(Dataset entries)
============================================================

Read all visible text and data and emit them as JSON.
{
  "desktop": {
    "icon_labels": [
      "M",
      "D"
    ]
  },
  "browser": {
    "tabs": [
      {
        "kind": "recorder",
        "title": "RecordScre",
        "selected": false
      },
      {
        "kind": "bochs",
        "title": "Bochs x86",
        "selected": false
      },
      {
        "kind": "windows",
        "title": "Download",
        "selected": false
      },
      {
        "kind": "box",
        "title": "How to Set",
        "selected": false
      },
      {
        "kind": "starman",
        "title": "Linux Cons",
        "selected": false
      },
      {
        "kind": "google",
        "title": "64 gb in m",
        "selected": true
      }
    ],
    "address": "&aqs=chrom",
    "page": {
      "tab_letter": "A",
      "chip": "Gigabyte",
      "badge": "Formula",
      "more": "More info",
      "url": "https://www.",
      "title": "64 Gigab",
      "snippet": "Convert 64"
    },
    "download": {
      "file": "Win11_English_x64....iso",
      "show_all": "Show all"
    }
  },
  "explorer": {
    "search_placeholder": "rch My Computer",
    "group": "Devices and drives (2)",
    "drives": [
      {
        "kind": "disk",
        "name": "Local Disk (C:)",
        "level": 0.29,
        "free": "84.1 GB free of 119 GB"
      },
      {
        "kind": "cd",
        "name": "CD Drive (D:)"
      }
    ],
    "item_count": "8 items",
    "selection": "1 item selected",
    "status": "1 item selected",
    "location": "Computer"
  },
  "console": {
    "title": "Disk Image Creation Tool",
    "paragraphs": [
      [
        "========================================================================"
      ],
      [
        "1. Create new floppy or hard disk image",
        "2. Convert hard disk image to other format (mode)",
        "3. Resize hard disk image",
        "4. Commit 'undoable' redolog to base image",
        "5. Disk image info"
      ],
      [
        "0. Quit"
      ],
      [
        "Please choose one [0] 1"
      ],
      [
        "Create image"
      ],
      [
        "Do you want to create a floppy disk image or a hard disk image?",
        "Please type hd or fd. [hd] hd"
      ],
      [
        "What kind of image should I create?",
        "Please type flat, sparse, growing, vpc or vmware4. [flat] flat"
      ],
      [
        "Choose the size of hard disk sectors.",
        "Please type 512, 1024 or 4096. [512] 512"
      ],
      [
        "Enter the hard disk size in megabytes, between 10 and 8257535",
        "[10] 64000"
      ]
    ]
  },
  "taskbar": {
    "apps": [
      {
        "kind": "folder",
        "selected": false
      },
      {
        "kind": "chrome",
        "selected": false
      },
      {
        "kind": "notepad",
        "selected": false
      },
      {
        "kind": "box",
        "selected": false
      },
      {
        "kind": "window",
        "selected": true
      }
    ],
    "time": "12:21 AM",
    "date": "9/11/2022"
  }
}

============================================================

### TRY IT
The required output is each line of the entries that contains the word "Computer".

### RESPONSE FOR THIS EXERCISE
    "search_placeholder": "rch My Computer",
    "location": "Computer"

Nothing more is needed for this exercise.